"It caused me a deep shock: It's not pedophilia, it's pure terror - one of the worst I've ever heard of," Liberman analyzed.
"This is precisely one of the cases in which I would not hesitate and demand that the court sentence the despicable terrorist to death," he added.

Then, to maximize political gain from the rape, Liberman was quick to add "It’s a pity that Prime Minister Benjamin Netanyahu continues to torpedo the death penalty for the terrorists, despite his written and public commitment."
Then Liberman, like Adam Smith, quoted the Talmudic saying: "Those who are merciful unto the cruel will one day be cruel unto the merciful."

They don’t mean it. There will not be a death penalty in Israel under the current climate of political discourse. 

What Israel needs is a Fuersterist conception in our national dealings, that would not only resonate positively in our foreign affairs, but will act as a balm to heal our people from the violence and insults that we have accepted as part of the natural order. 

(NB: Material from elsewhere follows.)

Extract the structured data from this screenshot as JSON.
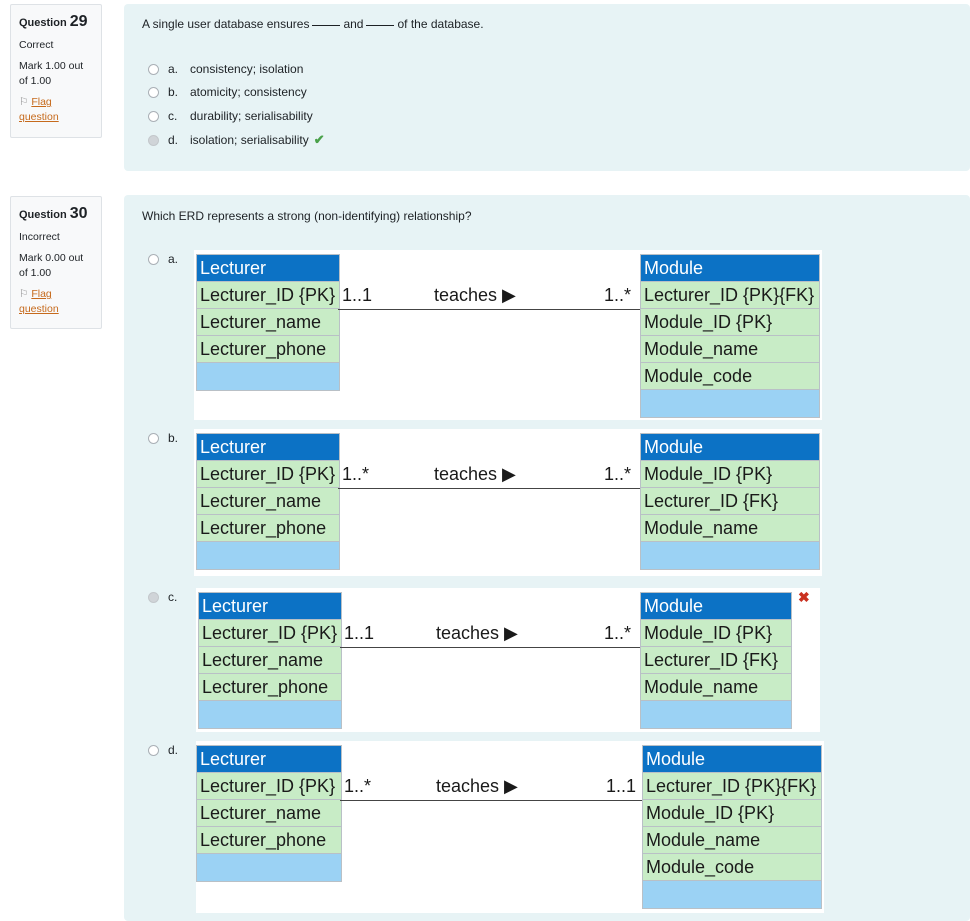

Let something happen in prison that will wipe that smile off the face of Ori Ansbacher’s murderer permanently. 

Let the Muslims make it their personal responsibility to protect every Jewish boy and girl, to help them. Perhaps we'll come to learn the lesson, “They aren't scary after all. I don't know why I had been afraid of them until now.”
Personally, I’d feel much safer with Esther Fuerster as Defense Minister.


Leiby said...

How do you know he was Chareidi? All she says was he looked religious. She won't even say which religion!

Magdeburger Joe said...

The guy is such a loser that it was probably a microaggression